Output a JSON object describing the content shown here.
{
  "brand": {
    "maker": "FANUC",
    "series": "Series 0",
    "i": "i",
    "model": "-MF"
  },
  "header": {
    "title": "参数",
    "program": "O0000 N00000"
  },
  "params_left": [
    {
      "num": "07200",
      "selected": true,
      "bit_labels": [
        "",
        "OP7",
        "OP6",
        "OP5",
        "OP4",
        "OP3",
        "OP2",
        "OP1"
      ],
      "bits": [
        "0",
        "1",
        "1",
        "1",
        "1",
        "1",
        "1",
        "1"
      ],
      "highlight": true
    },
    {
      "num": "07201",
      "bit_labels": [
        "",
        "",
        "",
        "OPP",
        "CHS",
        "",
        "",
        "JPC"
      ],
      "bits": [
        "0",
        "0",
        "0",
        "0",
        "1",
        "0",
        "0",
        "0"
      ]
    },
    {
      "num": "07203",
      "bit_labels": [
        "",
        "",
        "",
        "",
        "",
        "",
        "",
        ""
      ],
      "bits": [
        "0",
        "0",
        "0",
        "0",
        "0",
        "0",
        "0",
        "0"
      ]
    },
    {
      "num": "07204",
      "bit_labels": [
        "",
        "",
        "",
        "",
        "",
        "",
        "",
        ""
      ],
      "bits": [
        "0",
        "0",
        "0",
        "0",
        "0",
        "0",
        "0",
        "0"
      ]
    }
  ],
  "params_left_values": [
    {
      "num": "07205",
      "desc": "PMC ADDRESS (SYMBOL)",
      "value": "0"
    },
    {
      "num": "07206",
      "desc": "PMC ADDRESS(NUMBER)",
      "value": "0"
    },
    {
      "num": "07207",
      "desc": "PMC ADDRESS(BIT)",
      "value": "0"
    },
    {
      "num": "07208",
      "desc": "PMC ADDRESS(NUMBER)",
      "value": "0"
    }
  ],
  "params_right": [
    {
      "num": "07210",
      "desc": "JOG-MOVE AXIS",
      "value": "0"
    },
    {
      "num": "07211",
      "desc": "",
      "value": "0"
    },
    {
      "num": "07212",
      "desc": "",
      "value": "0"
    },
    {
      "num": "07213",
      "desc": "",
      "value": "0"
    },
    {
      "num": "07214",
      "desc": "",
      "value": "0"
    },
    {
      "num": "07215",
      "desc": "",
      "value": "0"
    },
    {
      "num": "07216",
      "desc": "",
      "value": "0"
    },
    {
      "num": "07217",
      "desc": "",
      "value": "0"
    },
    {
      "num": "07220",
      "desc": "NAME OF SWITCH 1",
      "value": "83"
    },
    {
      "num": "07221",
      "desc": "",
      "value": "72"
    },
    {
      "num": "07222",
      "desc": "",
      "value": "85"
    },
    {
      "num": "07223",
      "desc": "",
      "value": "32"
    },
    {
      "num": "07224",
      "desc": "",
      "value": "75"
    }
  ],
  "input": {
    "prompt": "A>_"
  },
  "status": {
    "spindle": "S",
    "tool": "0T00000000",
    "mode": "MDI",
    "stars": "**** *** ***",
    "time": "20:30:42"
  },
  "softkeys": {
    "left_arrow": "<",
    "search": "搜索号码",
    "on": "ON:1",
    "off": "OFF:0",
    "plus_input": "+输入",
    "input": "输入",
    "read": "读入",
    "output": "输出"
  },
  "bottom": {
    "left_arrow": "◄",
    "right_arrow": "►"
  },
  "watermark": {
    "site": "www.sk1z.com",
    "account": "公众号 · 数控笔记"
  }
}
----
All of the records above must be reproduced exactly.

Worked solution =>
Output a JSON object describing the content shown here.
{
  "brand": {
    "maker": "FANUC",
    "series": "Series 0",
    "i": "i",
    "model": "-MF"
  },
  "header": {
    "title": "参数",
    "program": "O0000 N00000"
  },
  "params_left": [
    {
      "num": "07200",
      "selected": true,
      "bit_labels": [
        "",
        "OP7",
        "OP6",
        "OP5",
        "OP4",
        "OP3",
        "OP2",
        "OP1"
      ],
      "bits": [
        "0",
        "1",
        "1",
        "1",
        "1",
        "1",
        "1",
        "1"
      ],
      "highlight": true
    },
    {
      "num": "07201",
      "bit_labels": [
        "",
        "",
        "",
        "OPP",
        "CHS",
        "",
        "",
        "JPC"
      ],
      "bits": [
        "0",
        "0",
        "0",
        "0",
        "1",
        "0",
        "0",
        "0"
      ]
    },
    {
      "num": "07203",
      "bit_labels": [
        "",
        "",
        "",
        "",
        "",
        "",
        "",
        ""
      ],
      "bits": [
        "0",
        "0",
        "0",
        "0",
        "0",
        "0",
        "0",
        "0"
      ]
    },
    {
      "num": "07204",
      "bit_labels": [
        "",
        "",
        "",
        "",
        "",
        "",
        "",
        ""
      ],
      "bits": [
        "0",
        "0",
        "0",
        "0",
        "0",
        "0",
        "0",
        "0"
      ]
    }
  ],
  "params_left_values": [
    {
      "num": "07205",
      "desc": "PMC ADDRESS (SYMBOL)",
      "value": "0"
    },
    {
      "num": "07206",
      "desc": "PMC ADDRESS(NUMBER)",
      "value": "0"
    },
    {
      "num": "07207",
      "desc": "PMC ADDRESS(BIT)",
      "value": "0"
    },
    {
      "num": "07208",
      "desc": "PMC ADDRESS(NUMBER)",
      "value": "0"
    }
  ],
  "params_right": [
    {
      "num": "07210",
      "desc": "JOG-MOVE AXIS",
      "value": "0"
    },
    {
      "num": "07211",
      "desc": "",
      "value": "0"
    },
    {
      "num": "07212",
      "desc": "",
      "value": "0"
    },
    {
      "num": "07213",
      "desc": "",
      "value": "0"
    },
    {
      "num": "07214",
      "desc": "",
      "value": "0"
    },
    {
      "num": "07215",
      "desc": "",
      "value": "0"
    },
    {
      "num": "07216",
      "desc": "",
      "value": "0"
    },
    {
      "num": "07217",
      "desc": "",
      "value": "0"
    },
    {
      "num": "07220",
      "desc": "NAME OF SWITCH 1",
      "value": "83"
    },
    {
      "num": "07221",
      "desc": "",
      "value": "72"
    },
    {
      "num": "07222",
      "desc": "",
      "value": "85"
    },
    {
      "num": "07223",
      "desc": "",
      "value": "32"
    },
    {
      "num": "07224",
      "desc": "",
      "value": "75"
    }
  ],
  "input": {
    "prompt": "A>_"
  },
  "status": {
    "spindle": "S",
    "tool": "0T00000000",
    "mode": "MDI",
    "stars": "**** *** ***",
    "time": "20:30:42"
  },
  "softkeys": {
    "left_arrow": "<",
    "search": "搜索号码",
    "on": "ON:1",
    "off": "OFF:0",
    "plus_input": "+输入",
    "input": "输入",
    "read": "读入",
    "output": "输出"
  },
  "bottom": {
    "left_arrow": "◄",
    "right_arrow": "►"
  },
  "watermark": {
    "site": "www.sk1z.com",
    "account": "公众号 · 数控笔记"
  }
}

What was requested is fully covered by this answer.